Morocco has contributed to the African Continental Free Trade Area (AfCFTA) through numerous socioeconomic integrated projects launched in several African countries to improve their infrastructures, industry, university & vocational training, health system, and strengthen their food & energy sovereignty.

The remarks were made Monday in Johannesburg by Speaker of the Moroccan Parliament’s Upper House Enaam Mayara during the opening ceremony of the ordinary session of the Pan-African Parliament (PAP) convening in South Africa until June 2.

The AfCFTA is expected to create job opportunities for a large number of young African people, lift 30 million Africans from extreme poverty and improve the income of 68 million people, while increasing the Continent’s wealth by $450 billion, added Mayara who is leading the Moroccan delegation to the PAP gathering.

This landmark project, which is at the top of Morocco’s priorities, will change the Continent’s development model, boost it production capacity and create more opportunities for all, said Speaker of the House of Councilors (Senators).

Morocco shares with African countries its successful experiences in economy, development, finance and banking, added Mayara, affirming that this has enabled the Kingdom to increase its annual African trade exchanges by 9.5 % besides strengthening its investment across the continent, becoming the first African investor.

AfCFTA reflects Africans’ desire to build a strong, integrated Africa, said Mayara, recalling Morocco’s South-South solidarity-based cooperation and its noteworthy contributions to ensure food security in the continent.

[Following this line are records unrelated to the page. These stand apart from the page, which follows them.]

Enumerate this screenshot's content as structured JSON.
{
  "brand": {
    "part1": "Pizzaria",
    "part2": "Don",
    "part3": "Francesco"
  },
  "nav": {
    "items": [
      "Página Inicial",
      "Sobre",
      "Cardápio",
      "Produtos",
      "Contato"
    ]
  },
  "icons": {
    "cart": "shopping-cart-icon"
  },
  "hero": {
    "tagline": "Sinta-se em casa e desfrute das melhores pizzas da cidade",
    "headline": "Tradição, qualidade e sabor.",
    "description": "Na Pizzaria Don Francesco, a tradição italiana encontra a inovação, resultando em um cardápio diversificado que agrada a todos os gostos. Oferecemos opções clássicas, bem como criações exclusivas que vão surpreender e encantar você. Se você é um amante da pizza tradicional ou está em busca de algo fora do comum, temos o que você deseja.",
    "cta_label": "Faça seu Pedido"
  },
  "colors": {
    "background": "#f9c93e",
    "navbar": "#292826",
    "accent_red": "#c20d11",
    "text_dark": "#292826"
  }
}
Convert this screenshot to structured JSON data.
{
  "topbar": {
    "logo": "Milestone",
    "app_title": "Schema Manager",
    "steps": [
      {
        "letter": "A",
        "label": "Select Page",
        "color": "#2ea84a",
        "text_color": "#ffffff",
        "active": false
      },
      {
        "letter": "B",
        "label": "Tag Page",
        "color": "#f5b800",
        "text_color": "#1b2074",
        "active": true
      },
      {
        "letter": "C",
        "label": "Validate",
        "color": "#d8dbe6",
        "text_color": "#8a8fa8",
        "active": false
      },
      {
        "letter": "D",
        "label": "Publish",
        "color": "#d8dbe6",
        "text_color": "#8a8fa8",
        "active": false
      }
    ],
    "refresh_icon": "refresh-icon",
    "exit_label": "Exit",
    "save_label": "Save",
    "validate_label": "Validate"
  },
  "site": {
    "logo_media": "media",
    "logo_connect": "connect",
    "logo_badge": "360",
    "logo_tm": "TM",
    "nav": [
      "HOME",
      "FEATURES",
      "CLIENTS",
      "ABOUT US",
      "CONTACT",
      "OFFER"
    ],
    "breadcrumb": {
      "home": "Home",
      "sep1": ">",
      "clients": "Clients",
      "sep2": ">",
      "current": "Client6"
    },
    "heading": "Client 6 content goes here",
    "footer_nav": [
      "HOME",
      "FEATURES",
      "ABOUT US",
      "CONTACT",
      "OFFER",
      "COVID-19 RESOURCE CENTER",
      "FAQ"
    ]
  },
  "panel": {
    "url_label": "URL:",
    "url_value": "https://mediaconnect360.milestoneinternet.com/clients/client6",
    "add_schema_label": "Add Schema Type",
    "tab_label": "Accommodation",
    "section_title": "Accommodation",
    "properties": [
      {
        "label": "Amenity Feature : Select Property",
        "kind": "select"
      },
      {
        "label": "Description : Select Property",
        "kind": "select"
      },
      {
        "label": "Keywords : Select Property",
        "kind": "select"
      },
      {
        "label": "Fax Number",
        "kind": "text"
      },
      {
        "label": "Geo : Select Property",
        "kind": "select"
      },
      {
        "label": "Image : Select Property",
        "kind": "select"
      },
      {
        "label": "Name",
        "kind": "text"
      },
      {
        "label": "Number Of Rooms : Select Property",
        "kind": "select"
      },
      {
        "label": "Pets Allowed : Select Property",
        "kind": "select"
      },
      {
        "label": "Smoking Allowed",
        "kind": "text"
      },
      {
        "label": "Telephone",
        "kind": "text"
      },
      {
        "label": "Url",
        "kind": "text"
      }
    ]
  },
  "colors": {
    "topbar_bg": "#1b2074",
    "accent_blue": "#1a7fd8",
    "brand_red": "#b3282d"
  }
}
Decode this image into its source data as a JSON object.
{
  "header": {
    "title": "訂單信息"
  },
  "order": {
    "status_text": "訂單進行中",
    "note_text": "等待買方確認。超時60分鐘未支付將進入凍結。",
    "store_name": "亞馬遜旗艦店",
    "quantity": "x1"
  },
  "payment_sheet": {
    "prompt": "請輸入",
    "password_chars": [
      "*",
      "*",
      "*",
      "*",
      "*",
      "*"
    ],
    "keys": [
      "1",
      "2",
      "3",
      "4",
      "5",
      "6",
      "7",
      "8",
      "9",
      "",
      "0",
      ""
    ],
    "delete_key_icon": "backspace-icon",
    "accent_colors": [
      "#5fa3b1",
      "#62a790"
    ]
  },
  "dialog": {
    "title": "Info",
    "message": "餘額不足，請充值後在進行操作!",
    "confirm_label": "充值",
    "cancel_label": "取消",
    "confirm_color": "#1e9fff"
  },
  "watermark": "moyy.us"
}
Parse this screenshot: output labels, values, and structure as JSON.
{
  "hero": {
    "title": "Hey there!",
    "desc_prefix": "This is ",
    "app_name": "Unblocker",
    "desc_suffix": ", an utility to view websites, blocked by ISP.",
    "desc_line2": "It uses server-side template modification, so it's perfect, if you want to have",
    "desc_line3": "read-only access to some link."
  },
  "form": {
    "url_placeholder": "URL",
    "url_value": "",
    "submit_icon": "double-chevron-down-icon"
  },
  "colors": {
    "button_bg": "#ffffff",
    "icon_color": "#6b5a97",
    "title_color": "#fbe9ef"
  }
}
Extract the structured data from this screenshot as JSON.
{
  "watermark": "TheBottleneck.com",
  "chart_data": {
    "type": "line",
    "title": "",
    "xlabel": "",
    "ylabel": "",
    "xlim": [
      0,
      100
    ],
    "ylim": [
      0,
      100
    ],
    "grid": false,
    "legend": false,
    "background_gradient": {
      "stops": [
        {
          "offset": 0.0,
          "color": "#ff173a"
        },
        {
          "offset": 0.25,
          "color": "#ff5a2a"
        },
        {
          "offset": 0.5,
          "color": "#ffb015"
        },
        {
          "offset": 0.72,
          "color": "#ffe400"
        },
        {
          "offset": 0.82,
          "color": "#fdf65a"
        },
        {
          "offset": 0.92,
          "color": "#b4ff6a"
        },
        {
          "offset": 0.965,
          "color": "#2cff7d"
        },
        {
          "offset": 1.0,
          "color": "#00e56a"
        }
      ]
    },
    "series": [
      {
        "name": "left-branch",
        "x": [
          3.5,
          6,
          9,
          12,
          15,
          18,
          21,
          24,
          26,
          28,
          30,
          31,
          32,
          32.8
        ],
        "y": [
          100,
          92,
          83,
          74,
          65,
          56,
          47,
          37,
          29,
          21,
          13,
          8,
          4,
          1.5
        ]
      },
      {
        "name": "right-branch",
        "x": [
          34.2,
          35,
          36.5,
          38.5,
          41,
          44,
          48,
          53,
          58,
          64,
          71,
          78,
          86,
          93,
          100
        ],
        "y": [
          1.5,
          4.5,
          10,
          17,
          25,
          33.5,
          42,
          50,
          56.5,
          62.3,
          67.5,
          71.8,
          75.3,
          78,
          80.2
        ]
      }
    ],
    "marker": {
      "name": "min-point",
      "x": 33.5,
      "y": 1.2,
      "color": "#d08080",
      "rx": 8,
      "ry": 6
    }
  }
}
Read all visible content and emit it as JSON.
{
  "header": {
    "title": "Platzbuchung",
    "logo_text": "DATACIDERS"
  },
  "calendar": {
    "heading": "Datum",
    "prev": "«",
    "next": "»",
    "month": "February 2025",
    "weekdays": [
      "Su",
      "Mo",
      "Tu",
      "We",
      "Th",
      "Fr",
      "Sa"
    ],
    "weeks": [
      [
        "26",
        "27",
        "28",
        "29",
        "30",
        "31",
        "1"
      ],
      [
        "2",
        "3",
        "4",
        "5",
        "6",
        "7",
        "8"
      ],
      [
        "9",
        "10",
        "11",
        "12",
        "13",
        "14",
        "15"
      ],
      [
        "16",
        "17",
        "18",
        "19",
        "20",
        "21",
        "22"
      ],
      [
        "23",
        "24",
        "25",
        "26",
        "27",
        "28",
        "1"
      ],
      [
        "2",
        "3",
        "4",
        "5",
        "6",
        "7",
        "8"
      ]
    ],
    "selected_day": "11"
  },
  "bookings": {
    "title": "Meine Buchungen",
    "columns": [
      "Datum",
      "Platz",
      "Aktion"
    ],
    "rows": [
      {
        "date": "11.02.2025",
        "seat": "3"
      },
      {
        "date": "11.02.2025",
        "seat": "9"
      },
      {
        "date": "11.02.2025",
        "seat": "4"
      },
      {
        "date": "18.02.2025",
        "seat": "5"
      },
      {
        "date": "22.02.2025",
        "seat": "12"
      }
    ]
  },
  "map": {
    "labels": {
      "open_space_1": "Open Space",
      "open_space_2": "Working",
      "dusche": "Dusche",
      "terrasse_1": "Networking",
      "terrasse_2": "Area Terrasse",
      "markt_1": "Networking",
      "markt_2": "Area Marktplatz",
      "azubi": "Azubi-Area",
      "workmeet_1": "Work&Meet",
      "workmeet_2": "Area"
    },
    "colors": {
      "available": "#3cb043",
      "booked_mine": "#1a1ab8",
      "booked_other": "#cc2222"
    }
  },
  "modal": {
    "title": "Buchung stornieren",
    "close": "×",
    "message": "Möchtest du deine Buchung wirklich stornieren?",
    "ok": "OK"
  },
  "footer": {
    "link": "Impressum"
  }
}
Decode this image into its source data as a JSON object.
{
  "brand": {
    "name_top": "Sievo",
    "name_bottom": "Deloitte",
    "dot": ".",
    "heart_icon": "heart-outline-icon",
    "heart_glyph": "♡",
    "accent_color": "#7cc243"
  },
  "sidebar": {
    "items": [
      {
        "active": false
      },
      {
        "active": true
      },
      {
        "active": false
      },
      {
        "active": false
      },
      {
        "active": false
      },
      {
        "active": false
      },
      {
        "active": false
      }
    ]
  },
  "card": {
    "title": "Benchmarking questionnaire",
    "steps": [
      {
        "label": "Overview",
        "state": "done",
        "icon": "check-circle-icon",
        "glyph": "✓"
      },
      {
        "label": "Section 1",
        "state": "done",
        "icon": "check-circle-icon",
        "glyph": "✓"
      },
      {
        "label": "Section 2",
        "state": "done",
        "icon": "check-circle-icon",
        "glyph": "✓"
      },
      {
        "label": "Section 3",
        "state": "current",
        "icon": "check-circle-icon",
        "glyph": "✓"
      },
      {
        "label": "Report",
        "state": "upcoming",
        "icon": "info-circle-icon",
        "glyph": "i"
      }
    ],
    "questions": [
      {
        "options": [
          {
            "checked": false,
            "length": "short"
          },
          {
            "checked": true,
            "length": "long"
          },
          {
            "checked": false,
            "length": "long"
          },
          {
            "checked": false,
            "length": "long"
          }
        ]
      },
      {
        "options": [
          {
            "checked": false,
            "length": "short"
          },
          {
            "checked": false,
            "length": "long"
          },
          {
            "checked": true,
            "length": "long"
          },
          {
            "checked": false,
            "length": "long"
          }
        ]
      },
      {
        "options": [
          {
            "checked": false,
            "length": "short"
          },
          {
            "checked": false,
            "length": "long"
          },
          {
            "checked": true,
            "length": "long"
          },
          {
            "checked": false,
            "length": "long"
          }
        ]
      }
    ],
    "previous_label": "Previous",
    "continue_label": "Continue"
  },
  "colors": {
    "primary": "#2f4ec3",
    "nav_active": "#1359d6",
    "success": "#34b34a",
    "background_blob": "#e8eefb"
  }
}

Besides the African FTA zone, African MPs gathering in South Africa will discuss several issues related to peace & security in the continent, access to information, digital rights & internet governance, climate change, rights of migrant workers, traditional medicine in African health systems, gender parity.

Source : North Africa Post